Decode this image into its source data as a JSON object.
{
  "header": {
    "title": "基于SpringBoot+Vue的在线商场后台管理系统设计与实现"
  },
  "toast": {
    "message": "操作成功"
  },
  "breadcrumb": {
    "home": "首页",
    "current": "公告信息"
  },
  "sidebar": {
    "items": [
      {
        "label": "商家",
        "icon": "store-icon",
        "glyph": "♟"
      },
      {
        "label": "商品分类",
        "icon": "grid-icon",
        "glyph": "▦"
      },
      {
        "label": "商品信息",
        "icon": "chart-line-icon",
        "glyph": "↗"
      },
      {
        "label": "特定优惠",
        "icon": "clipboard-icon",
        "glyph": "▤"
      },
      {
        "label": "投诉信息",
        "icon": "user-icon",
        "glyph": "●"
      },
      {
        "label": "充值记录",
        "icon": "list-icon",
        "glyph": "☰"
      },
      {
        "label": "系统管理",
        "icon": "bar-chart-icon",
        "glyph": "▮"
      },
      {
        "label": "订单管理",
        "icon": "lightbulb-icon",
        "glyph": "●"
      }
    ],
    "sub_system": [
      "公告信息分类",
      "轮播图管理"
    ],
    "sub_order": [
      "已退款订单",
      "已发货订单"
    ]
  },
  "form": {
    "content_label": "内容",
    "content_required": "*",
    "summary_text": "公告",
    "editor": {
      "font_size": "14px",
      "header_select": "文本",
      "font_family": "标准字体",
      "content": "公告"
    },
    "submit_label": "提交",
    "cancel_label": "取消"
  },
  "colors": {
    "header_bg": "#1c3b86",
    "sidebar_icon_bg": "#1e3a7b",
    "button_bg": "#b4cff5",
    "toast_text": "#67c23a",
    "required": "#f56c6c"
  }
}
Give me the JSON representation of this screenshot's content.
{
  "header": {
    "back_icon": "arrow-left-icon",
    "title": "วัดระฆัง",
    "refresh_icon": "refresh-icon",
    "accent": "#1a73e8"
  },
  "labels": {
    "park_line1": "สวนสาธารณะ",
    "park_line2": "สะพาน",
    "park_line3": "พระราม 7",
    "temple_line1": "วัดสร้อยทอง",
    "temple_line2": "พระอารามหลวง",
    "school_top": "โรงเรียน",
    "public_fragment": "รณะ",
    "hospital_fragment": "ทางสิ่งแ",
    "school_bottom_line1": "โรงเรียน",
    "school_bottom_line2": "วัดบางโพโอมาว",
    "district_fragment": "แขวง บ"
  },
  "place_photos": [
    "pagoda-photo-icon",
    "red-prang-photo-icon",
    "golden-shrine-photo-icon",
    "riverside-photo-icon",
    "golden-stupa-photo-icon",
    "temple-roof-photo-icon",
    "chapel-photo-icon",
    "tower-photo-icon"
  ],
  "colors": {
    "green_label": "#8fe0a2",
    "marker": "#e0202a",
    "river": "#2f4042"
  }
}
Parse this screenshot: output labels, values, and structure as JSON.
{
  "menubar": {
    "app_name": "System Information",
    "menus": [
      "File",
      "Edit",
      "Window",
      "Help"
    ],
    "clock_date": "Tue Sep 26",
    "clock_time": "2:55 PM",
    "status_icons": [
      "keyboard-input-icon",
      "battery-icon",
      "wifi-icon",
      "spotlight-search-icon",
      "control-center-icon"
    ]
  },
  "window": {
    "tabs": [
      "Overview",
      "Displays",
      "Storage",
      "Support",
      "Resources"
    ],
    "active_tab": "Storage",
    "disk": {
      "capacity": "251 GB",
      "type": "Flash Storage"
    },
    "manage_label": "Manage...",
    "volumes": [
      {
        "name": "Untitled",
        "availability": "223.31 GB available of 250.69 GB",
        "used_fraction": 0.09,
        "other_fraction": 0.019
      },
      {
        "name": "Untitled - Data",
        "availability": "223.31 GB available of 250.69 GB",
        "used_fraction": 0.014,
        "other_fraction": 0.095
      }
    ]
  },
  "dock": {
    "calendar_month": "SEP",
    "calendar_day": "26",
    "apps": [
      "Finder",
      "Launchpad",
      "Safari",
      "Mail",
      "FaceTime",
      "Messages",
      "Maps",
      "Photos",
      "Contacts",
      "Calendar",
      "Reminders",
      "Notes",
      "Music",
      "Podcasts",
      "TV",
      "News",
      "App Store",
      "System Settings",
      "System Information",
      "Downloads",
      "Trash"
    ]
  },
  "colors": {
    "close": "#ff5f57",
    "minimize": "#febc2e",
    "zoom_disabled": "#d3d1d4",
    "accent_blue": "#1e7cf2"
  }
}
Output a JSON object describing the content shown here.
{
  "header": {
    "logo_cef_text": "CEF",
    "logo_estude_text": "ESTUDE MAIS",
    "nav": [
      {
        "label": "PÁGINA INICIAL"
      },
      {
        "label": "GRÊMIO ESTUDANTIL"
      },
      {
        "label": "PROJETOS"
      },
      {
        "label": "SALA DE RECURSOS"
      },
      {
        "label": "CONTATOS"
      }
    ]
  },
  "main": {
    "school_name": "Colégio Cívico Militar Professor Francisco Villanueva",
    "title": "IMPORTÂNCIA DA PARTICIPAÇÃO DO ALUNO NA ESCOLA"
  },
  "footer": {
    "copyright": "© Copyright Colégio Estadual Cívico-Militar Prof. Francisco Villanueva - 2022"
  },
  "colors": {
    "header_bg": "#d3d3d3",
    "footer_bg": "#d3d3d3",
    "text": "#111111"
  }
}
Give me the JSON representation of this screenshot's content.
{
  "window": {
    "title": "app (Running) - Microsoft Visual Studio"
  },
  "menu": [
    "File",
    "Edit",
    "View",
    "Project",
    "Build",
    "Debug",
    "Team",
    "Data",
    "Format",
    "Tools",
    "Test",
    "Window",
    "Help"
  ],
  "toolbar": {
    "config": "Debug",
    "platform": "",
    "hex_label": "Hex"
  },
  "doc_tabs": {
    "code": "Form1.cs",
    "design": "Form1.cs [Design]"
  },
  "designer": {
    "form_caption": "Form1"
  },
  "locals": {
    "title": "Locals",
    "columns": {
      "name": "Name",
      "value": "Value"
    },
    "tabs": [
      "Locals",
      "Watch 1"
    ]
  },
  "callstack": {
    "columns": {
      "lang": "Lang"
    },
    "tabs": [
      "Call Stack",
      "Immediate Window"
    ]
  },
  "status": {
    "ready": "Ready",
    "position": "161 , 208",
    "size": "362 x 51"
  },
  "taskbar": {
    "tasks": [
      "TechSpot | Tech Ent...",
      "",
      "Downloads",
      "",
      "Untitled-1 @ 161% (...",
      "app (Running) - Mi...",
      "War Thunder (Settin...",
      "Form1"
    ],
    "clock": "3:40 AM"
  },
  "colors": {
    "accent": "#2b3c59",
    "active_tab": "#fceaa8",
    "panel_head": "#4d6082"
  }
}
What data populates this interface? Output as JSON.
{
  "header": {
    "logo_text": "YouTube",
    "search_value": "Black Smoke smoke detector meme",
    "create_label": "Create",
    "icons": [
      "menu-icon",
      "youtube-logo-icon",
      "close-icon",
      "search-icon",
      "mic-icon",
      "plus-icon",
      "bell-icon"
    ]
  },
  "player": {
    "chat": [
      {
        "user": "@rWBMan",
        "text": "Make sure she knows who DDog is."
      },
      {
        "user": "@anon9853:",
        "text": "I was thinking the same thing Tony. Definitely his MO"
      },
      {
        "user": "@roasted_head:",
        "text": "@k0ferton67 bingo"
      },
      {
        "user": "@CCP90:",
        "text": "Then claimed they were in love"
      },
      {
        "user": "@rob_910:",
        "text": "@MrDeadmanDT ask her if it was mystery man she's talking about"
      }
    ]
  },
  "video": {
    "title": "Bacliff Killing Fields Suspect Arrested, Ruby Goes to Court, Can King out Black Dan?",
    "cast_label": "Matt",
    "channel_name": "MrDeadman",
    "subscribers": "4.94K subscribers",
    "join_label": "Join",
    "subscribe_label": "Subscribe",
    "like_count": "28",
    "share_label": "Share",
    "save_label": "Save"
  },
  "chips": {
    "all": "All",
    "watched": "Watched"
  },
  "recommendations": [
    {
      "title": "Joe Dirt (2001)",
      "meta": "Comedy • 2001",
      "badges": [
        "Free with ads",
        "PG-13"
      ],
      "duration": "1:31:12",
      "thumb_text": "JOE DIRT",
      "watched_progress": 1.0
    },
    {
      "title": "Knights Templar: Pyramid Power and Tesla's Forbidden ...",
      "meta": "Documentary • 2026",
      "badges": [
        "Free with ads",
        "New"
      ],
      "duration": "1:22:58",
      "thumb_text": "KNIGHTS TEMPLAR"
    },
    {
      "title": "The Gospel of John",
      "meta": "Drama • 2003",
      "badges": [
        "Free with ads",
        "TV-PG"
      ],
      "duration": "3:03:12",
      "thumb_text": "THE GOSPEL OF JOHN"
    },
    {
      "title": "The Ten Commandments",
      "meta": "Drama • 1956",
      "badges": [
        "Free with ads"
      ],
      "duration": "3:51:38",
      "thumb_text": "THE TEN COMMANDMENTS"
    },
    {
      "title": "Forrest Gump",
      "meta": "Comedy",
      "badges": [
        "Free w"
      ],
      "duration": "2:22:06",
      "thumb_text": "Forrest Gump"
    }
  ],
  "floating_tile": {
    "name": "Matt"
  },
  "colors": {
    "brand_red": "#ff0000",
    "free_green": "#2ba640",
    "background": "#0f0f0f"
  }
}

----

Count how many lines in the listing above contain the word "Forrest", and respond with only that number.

- **RESULT OF THIS TASK**:
2